WHAT TO WORK ON:
Your reply should be a single number, the count of lines in the records that contain "Красный".

Excerpts from an interface dataset:
----

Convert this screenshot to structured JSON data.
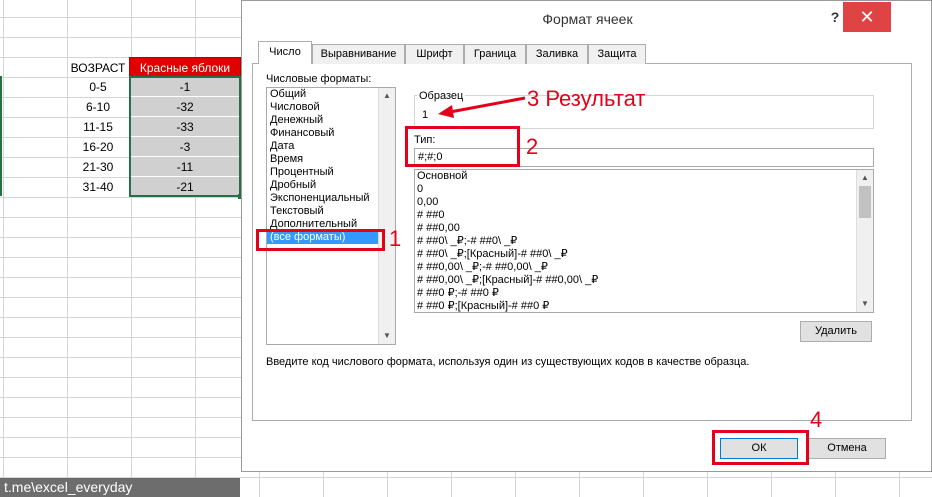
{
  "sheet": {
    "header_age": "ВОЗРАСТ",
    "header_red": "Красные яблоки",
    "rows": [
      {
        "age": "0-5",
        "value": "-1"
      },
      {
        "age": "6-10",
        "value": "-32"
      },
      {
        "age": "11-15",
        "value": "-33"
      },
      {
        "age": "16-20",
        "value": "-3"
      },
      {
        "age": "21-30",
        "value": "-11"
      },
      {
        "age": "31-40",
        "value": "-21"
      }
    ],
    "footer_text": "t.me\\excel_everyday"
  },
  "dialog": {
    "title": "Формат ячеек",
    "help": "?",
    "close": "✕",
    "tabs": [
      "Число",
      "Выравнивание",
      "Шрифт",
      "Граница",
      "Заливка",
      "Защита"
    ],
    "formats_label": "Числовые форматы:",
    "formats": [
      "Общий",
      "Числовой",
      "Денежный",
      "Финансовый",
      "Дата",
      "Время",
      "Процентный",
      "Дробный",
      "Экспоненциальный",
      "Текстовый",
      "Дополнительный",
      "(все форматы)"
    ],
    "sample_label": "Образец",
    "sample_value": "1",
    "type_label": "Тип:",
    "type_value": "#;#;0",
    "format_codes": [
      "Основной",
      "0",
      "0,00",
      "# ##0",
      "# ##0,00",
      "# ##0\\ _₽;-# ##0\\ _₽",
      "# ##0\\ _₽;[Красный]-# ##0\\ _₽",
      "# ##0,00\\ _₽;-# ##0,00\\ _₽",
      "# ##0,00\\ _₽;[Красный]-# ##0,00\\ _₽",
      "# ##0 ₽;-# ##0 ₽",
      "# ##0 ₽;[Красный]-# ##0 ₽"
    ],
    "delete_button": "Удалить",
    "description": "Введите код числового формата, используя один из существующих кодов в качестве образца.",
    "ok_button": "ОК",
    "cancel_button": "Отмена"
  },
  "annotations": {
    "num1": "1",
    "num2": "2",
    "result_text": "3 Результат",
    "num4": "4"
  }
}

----

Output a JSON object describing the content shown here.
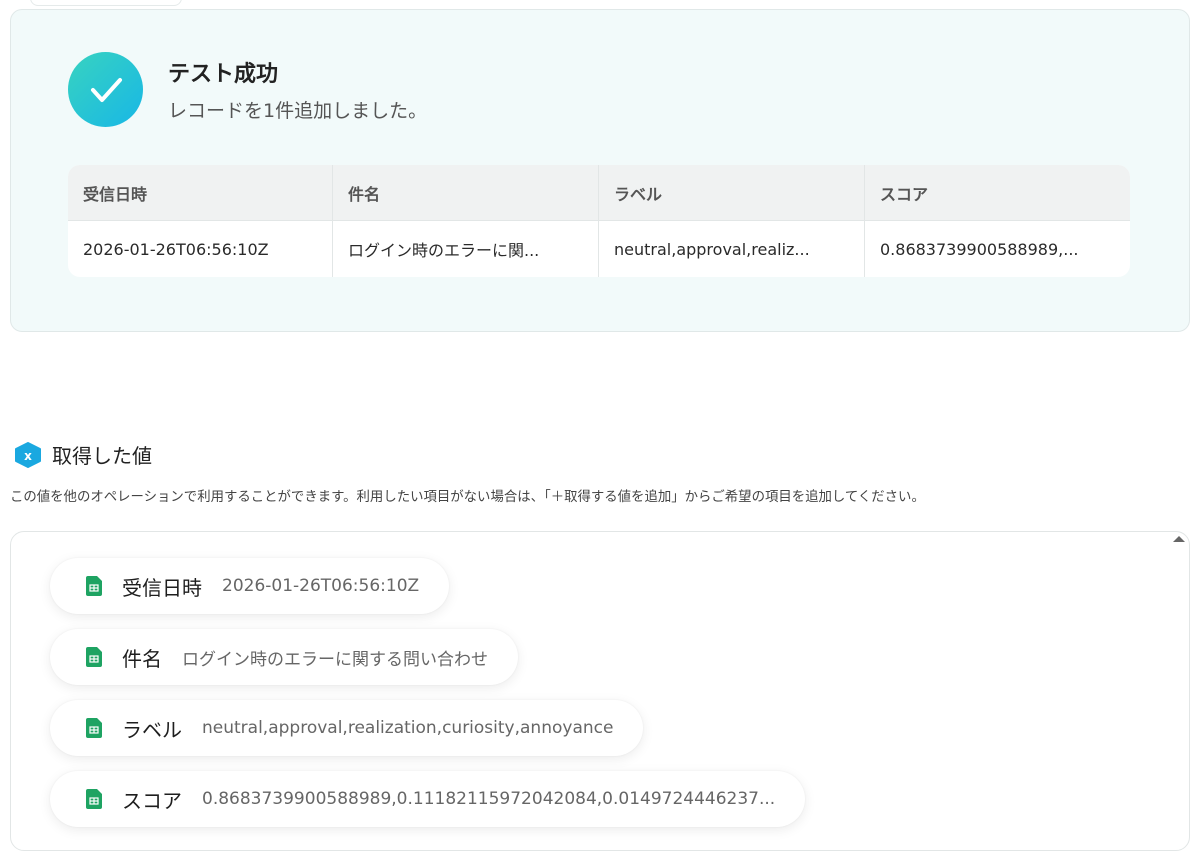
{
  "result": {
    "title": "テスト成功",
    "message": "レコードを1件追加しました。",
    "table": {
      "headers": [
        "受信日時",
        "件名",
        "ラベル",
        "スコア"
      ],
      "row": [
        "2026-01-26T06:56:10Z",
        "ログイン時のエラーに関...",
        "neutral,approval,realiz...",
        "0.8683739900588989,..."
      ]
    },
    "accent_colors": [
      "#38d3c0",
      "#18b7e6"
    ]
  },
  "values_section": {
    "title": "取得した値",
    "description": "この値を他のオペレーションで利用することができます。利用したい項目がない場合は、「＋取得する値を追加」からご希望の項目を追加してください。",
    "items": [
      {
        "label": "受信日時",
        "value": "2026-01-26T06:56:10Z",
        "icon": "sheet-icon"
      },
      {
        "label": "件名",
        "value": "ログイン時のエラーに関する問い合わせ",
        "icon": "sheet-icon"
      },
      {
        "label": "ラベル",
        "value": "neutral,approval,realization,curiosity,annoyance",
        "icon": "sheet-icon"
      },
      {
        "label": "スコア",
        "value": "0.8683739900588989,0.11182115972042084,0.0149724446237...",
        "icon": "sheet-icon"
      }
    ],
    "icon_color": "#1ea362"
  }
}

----

OUTPUT:
3